(Record set Opens)

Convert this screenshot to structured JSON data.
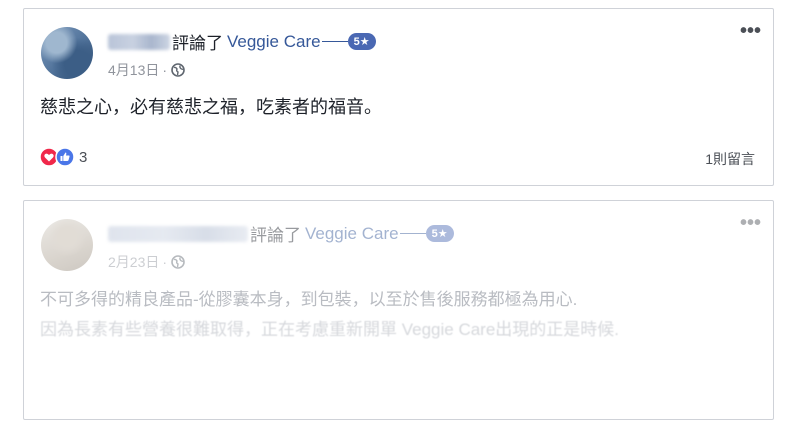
{
  "posts": [
    {
      "header": {
        "verb": "評論了",
        "page_name": "Veggie Care",
        "rating_badge": "5★"
      },
      "meta": {
        "date": "4月13日",
        "separator": "·",
        "privacy_icon": "globe-icon"
      },
      "text": "慈悲之心，必有慈悲之福，吃素者的福音。",
      "reactions": {
        "icons": [
          "love-icon",
          "like-icon"
        ],
        "count": "3"
      },
      "comments_link": "1則留言",
      "more_icon": "more-options-icon"
    },
    {
      "header": {
        "verb": "評論了",
        "page_name": "Veggie Care",
        "rating_badge": "5★"
      },
      "meta": {
        "date": "2月23日",
        "separator": "·",
        "privacy_icon": "globe-icon"
      },
      "text": "不可多得的精良產品-從膠囊本身，到包裝，以至於售後服務都極為用心.",
      "text_line2": "因為長素有些營養很難取得，正在考慮重新開單 Veggie Care出現的正是時候.",
      "more_icon": "more-options-icon"
    }
  ],
  "colors": {
    "link": "#365899",
    "badge": "#4a68b3",
    "text": "#1d2129",
    "meta": "#90949c",
    "border": "#cfd2d8",
    "love": "#f0284a",
    "like": "#4a76e8"
  }
}
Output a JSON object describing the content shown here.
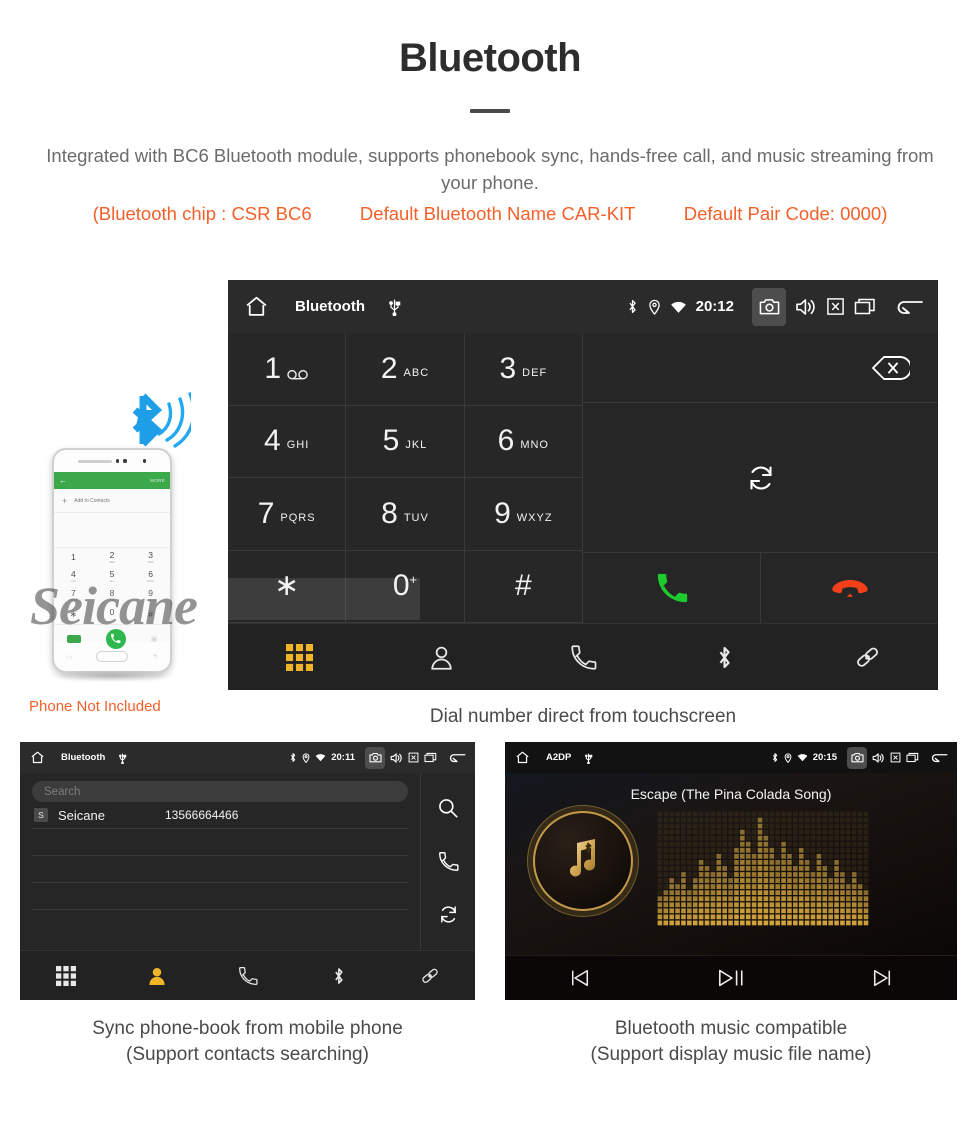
{
  "header": {
    "title": "Bluetooth",
    "intro": "Integrated with BC6 Bluetooth module, supports phonebook sync, hands-free call, and music streaming from your phone.",
    "spec_chip": "(Bluetooth chip : CSR BC6",
    "spec_name": "Default Bluetooth Name CAR-KIT",
    "spec_pair": "Default Pair Code: 0000)",
    "accent_color": "#f4602a",
    "body_color": "#6b6b6b"
  },
  "watermark": "Seicane",
  "phone_mock": {
    "caption": "Phone Not Included",
    "app_back": "←",
    "app_more": "MORE",
    "add_contact": "Add to Contacts",
    "keys": [
      {
        "digit": "1",
        "letters": "∞"
      },
      {
        "digit": "2",
        "letters": "ABC"
      },
      {
        "digit": "3",
        "letters": "DEF"
      },
      {
        "digit": "4",
        "letters": "GHI"
      },
      {
        "digit": "5",
        "letters": "JKL"
      },
      {
        "digit": "6",
        "letters": "MNO"
      },
      {
        "digit": "7",
        "letters": "PQRS"
      },
      {
        "digit": "8",
        "letters": "TUV"
      },
      {
        "digit": "9",
        "letters": "WXYZ"
      },
      {
        "digit": "∗",
        "letters": ""
      },
      {
        "digit": "0",
        "letters": "+"
      },
      {
        "digit": "#",
        "letters": ""
      }
    ]
  },
  "dialer_screen": {
    "statusbar": {
      "title": "Bluetooth",
      "time": "20:12",
      "icons": [
        "home-icon",
        "usb-icon",
        "bluetooth-icon",
        "location-icon",
        "wifi-icon",
        "camera-icon",
        "volume-icon",
        "close-box-icon",
        "recents-icon",
        "back-icon"
      ]
    },
    "number_value": "",
    "keys": [
      {
        "digit": "1",
        "letters": "∞",
        "sup": ""
      },
      {
        "digit": "2",
        "letters": "ABC",
        "sup": ""
      },
      {
        "digit": "3",
        "letters": "DEF",
        "sup": ""
      },
      {
        "digit": "4",
        "letters": "GHI",
        "sup": ""
      },
      {
        "digit": "5",
        "letters": "JKL",
        "sup": ""
      },
      {
        "digit": "6",
        "letters": "MNO",
        "sup": ""
      },
      {
        "digit": "7",
        "letters": "PQRS",
        "sup": ""
      },
      {
        "digit": "8",
        "letters": "TUV",
        "sup": ""
      },
      {
        "digit": "9",
        "letters": "WXYZ",
        "sup": ""
      },
      {
        "digit": "∗",
        "letters": "",
        "sup": ""
      },
      {
        "digit": "0",
        "letters": "",
        "sup": "+"
      },
      {
        "digit": "#",
        "letters": "",
        "sup": ""
      }
    ],
    "nav": [
      "keypad-icon",
      "contacts-icon",
      "call-log-icon",
      "bluetooth-icon",
      "link-icon"
    ],
    "active_nav": "keypad-icon",
    "active_nav_color": "#f0b429",
    "call_color": "#1ecb2e",
    "hangup_color": "#f4401a",
    "caption": "Dial number direct from touchscreen"
  },
  "phonebook_screen": {
    "statusbar": {
      "title": "Bluetooth",
      "time": "20:11"
    },
    "search_placeholder": "Search",
    "contacts": [
      {
        "badge": "S",
        "name": "Seicane",
        "number": "13566664466"
      }
    ],
    "side_icons": [
      "search-icon",
      "call-icon",
      "sync-icon"
    ],
    "nav": [
      "keypad-icon",
      "contacts-icon",
      "call-log-icon",
      "bluetooth-icon",
      "link-icon"
    ],
    "active_nav": "contacts-icon",
    "caption_line1": "Sync phone-book from mobile phone",
    "caption_line2": "(Support contacts searching)"
  },
  "music_screen": {
    "statusbar": {
      "title": "A2DP",
      "time": "20:15"
    },
    "song_title": "Escape (The Pina Colada Song)",
    "controls": [
      "previous-icon",
      "play-pause-icon",
      "next-icon"
    ],
    "accent_color": "#c49a4a",
    "caption_line1": "Bluetooth music compatible",
    "caption_line2": "(Support display music file name)"
  }
}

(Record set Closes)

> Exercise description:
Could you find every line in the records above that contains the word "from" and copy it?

> Task solution:
    "intro": "Integrated with BC6 Bluetooth module, supports phonebook sync, hands-free call, and music streaming from your phone.",
    "caption": "Dial number direct from touchscreen"
    "caption_line1": "Sync phone-book from mobile phone",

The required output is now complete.